- **EXERCISE OBJECTIVE**
Look through the material below. Copy each line that contains the string "structured".

- **PROVIDED DATA**

=== Section Start ===

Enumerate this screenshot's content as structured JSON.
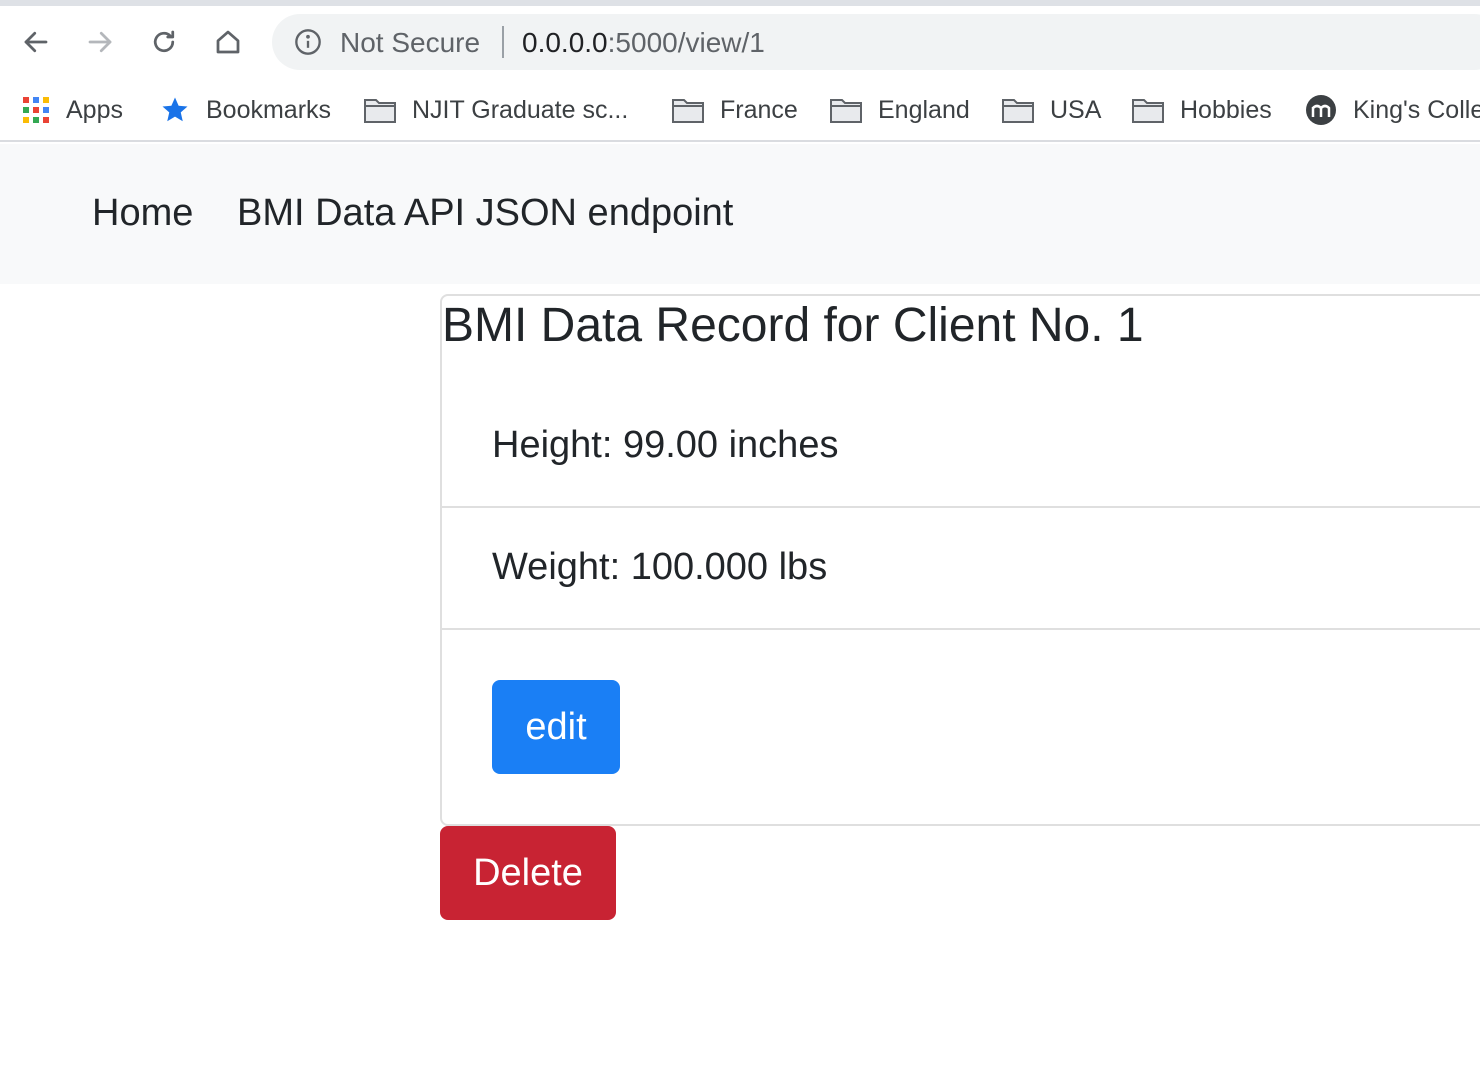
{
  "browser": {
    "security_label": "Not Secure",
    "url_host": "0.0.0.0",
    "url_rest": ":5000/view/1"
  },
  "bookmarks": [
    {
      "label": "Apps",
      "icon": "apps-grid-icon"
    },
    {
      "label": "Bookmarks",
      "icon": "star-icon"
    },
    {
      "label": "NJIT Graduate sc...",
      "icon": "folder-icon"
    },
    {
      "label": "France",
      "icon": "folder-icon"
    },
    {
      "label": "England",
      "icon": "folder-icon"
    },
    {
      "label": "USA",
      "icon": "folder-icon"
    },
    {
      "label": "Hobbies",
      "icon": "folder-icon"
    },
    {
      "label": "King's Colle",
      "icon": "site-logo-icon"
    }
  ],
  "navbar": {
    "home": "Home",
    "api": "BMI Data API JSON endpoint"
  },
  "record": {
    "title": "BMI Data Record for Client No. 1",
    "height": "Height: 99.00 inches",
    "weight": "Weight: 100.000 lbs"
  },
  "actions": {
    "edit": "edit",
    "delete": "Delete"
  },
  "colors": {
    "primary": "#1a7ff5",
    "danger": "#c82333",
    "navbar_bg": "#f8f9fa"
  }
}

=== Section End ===
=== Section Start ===

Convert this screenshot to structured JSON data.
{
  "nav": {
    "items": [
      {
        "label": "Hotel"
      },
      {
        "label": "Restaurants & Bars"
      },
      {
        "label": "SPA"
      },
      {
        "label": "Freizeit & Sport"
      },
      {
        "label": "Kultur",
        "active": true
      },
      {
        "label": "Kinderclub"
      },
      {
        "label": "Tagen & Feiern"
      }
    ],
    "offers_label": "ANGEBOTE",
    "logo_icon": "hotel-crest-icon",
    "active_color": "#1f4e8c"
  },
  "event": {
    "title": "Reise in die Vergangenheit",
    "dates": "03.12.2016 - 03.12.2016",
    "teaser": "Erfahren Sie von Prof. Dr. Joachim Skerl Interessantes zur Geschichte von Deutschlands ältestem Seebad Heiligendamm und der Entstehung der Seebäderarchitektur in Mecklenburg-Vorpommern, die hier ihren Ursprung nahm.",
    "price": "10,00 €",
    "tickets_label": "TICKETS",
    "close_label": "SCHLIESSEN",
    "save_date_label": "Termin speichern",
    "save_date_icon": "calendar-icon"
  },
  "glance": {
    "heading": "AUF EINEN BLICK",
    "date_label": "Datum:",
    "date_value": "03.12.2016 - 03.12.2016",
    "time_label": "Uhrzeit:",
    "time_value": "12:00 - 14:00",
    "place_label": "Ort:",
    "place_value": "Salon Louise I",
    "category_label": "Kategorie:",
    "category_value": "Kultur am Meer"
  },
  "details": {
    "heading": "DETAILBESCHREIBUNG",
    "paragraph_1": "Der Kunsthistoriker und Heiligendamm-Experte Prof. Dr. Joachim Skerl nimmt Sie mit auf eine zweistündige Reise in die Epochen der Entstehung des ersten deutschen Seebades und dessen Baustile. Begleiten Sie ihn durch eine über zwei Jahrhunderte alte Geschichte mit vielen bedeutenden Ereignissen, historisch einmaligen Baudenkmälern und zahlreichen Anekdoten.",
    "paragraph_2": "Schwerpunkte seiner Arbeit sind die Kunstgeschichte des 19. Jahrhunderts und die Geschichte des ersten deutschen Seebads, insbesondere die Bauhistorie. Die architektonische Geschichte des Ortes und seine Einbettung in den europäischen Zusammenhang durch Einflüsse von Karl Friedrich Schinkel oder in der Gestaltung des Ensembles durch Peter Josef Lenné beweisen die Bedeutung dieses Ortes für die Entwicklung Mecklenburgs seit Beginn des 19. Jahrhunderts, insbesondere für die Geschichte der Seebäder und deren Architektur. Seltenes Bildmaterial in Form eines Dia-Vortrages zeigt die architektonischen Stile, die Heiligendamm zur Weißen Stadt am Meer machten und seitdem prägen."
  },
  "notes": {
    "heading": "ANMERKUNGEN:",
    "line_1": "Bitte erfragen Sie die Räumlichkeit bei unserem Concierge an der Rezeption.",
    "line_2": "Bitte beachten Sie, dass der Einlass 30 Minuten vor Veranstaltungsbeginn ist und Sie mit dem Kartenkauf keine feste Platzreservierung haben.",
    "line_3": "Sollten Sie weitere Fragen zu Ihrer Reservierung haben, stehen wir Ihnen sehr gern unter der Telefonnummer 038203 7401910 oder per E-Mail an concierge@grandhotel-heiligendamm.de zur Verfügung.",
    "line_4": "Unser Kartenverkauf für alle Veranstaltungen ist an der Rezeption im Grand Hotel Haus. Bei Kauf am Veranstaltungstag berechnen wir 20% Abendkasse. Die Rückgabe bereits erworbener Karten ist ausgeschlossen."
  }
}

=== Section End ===
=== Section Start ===

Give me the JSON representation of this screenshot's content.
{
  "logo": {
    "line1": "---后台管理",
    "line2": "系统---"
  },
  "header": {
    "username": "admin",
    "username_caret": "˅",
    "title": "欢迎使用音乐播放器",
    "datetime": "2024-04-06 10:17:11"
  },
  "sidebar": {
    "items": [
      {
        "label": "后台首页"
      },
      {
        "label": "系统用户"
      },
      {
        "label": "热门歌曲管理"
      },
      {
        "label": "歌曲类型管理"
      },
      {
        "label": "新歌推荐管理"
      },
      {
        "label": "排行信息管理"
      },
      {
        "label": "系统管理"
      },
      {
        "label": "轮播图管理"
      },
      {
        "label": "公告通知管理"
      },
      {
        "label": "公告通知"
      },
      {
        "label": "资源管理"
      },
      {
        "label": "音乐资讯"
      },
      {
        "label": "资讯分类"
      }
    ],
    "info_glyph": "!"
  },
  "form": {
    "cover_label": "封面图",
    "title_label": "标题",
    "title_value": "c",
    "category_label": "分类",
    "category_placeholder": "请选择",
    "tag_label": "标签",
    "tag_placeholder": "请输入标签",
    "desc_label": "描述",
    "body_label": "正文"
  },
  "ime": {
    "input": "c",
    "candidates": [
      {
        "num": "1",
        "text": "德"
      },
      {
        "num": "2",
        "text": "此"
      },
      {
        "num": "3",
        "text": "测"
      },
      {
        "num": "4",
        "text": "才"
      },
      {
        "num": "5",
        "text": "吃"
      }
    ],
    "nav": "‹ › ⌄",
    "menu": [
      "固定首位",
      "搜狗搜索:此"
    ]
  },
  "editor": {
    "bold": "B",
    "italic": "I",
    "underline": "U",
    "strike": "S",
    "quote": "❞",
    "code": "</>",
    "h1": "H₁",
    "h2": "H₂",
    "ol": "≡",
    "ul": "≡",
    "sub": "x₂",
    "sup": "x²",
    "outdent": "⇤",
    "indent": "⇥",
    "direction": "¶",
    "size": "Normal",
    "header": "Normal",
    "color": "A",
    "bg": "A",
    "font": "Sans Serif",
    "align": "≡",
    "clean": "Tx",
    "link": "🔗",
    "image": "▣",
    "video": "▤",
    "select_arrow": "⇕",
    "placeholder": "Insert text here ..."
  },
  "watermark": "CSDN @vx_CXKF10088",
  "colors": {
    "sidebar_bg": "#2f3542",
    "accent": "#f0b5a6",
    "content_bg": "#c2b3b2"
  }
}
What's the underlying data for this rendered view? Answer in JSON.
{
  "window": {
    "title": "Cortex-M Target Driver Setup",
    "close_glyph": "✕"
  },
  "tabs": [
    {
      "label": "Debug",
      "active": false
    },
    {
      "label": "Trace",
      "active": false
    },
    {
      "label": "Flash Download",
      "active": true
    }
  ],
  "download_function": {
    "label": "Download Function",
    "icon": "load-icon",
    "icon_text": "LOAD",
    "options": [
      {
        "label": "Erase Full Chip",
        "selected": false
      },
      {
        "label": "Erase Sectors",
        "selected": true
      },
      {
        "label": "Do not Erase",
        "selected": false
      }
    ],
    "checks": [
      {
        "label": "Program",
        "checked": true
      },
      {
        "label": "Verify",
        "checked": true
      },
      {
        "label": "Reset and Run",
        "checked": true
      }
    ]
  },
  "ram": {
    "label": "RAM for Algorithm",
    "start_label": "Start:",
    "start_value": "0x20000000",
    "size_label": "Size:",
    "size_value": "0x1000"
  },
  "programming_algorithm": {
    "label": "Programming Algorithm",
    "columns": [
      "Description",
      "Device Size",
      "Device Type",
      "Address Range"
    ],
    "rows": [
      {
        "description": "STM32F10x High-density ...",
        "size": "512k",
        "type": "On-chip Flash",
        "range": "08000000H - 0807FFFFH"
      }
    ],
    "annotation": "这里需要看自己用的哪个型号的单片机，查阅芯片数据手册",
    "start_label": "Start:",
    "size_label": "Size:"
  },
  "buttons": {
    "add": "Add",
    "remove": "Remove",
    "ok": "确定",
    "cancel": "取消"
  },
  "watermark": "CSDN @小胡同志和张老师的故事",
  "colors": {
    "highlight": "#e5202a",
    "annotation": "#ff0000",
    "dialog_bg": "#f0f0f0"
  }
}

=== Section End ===

- **EXERCISE SOLUTION**
Enumerate this screenshot's content as structured JSON.
Convert this screenshot to structured JSON data.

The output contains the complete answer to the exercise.